Wisconsin has nothing on my home state of Massachusetts, especially when it comes to screwing good ol’ Joe Taxpayer with sick days.
Last week, Thomas Kinton, head of Massport (the Massachusetts Port Authority) announced that he would be retiring in June. An advanced announcement of this kind is excellent, as it allows Massport officials to start searching for a replacement for Mr. Kinton.
It also allows them to start saving up to pay for his pension, which is 67% of his salary in his highest earning year. Kinton’s base salary for 2009 was $295,000, so if that was, in fact, his highest earning year while at Massport, he will retire with a lovely annual pension of nearly $200,000.
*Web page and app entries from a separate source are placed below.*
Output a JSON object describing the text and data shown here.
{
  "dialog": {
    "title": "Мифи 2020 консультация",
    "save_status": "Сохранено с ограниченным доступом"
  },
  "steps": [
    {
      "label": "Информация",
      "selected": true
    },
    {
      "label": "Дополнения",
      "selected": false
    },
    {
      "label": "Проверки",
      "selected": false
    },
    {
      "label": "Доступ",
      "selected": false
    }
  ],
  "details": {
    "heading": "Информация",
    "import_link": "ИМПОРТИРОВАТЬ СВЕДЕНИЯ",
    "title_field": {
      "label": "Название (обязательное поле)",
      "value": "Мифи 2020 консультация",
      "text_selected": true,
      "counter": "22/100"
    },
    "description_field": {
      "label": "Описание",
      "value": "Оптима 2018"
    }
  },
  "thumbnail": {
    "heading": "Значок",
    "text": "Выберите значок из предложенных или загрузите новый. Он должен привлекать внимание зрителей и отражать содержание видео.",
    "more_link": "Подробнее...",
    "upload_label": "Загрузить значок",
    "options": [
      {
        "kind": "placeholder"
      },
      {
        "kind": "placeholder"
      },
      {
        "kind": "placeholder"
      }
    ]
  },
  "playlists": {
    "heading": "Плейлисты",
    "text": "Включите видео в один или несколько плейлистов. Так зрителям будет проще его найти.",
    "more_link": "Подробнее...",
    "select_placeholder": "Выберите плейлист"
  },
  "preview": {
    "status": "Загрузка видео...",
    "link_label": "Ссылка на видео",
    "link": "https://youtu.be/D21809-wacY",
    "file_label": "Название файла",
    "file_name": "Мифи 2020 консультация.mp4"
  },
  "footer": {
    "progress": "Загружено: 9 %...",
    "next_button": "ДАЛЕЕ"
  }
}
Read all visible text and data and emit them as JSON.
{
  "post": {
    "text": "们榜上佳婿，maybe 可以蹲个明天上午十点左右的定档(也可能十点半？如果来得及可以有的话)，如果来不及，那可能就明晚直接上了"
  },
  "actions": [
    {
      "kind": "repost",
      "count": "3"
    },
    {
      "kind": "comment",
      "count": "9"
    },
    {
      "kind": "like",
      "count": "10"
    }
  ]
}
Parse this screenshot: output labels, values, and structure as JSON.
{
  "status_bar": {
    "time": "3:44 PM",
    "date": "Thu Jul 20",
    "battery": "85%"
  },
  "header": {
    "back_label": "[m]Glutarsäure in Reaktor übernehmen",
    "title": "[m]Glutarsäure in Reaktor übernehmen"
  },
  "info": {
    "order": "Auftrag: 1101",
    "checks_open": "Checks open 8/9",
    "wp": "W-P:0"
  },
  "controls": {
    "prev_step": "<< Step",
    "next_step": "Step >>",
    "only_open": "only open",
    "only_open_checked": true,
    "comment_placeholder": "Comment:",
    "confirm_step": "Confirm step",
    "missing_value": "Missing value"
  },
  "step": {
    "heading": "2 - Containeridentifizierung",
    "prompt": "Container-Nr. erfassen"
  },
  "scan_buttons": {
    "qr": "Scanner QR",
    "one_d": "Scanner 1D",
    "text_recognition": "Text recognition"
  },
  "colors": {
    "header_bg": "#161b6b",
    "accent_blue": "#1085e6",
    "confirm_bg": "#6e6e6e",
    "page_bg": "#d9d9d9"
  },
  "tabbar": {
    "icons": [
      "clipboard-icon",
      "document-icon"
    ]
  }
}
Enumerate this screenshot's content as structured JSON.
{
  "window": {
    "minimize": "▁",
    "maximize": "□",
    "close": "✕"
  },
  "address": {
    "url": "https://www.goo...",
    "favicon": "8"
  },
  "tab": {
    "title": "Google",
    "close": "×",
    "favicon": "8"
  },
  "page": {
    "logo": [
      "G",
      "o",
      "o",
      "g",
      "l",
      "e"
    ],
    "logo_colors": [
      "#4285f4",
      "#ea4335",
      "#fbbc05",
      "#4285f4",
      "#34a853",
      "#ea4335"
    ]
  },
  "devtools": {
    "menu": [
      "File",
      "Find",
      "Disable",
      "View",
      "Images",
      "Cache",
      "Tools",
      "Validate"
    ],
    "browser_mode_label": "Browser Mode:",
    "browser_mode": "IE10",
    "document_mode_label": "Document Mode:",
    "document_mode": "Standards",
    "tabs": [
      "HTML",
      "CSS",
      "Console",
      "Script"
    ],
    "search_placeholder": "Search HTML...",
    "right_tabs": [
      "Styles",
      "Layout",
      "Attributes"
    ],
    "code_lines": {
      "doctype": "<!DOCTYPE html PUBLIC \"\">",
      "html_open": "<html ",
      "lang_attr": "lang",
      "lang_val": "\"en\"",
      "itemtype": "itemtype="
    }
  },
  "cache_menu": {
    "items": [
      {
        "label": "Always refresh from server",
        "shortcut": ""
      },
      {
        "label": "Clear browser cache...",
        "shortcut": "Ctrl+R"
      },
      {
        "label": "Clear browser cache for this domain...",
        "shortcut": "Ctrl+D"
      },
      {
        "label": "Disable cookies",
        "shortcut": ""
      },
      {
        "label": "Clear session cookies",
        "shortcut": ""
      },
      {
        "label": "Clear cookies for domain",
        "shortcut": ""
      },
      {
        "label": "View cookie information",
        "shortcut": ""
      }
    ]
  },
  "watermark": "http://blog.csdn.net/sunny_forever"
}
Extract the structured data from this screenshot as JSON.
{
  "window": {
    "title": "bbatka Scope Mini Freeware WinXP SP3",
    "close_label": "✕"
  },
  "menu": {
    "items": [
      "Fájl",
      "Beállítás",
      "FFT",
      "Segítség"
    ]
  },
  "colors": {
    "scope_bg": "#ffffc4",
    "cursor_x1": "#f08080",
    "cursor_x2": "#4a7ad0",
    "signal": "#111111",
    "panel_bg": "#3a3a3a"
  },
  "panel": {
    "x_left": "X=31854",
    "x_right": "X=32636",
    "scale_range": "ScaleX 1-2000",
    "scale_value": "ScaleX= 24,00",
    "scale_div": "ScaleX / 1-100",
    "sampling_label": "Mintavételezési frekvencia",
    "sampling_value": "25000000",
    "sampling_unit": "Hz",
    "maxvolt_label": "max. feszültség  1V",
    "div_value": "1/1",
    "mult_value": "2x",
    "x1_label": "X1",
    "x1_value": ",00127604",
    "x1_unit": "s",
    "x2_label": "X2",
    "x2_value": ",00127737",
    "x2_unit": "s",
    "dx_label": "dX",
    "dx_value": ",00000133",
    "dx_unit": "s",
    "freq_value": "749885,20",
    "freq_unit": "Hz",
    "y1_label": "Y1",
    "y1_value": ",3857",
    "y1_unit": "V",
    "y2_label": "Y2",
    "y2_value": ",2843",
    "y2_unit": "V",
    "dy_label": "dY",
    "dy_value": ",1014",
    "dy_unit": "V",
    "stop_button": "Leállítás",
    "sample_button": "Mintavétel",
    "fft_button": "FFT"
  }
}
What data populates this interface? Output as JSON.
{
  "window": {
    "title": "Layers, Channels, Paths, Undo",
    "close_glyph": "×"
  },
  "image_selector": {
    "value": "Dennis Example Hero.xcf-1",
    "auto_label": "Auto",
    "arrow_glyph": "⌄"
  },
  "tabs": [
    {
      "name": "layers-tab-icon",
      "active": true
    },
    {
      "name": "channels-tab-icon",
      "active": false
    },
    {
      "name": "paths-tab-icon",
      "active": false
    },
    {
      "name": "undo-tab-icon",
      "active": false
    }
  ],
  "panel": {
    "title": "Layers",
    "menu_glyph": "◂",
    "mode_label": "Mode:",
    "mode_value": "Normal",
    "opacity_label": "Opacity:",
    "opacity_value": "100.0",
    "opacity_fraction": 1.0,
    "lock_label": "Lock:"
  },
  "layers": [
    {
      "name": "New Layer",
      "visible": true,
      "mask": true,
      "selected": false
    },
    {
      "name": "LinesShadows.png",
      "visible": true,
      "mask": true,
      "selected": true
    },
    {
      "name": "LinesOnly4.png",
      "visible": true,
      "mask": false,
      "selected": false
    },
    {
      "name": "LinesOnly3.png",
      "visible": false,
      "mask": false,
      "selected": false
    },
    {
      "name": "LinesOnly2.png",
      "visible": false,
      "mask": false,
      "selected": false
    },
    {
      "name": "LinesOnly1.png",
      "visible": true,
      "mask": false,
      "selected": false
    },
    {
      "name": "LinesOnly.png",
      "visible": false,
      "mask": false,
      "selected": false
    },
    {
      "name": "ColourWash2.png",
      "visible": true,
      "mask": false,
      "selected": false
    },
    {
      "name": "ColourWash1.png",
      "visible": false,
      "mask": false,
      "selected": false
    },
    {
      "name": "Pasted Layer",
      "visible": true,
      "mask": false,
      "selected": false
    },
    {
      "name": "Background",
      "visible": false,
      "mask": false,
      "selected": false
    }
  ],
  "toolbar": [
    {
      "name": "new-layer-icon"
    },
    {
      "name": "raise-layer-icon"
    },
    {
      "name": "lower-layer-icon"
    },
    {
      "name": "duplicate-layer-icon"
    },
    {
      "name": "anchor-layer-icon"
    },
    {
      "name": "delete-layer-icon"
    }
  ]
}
But here’s the real kicker, and I’m tempted to say “only in Massachusetts could this happen,” except that I’m sure one of our readers will find other examples of this. Not only will Kinton retire with $197,000 annually, but the state will also have to kick in a one-time sum because his contract requires that he be paid for all accumulated unused sick time.
Would anyone like to take a guess at how much that is? According to the Boston Globe, Kinton will be paid $450,000 for sick time accrued but unused. That’s half a million bucks that we the taxpayers will be shelling out.
And make no mistake–Kinton has his hand out waiting for the cash:
“It’s what I’ve worked for,’’ Kinton said. “It’s something that is, I think, not the norm. But because I’m a CEO, and there aren’t many CEOs that have gone through the state retirement system with this many years of service, I think it just is not the norm and is the exception to the rule. But it’s the earned benefit and something that I’ve worked very hard for.’’ [emphasis mine]
Wait, what? I thought that’s what a salary was. Sick days are for, well, being sick and staying home so that you don’t infect your co-workers, and so that you can recover. But according to Massport, Mr. Kinton has accumulated 478 sick days during his tenure at the public trough (as of 2009; God only knows how many more days he has racked up in the intervening two years).
Regardless, Mr. Kinton, hero that he no doubt perceives himself to be, will ride off into his sunset years with a bountiful pension and a one-time payout of more-than-oriental splendour.
Because in Massachusetts, the fix is always in.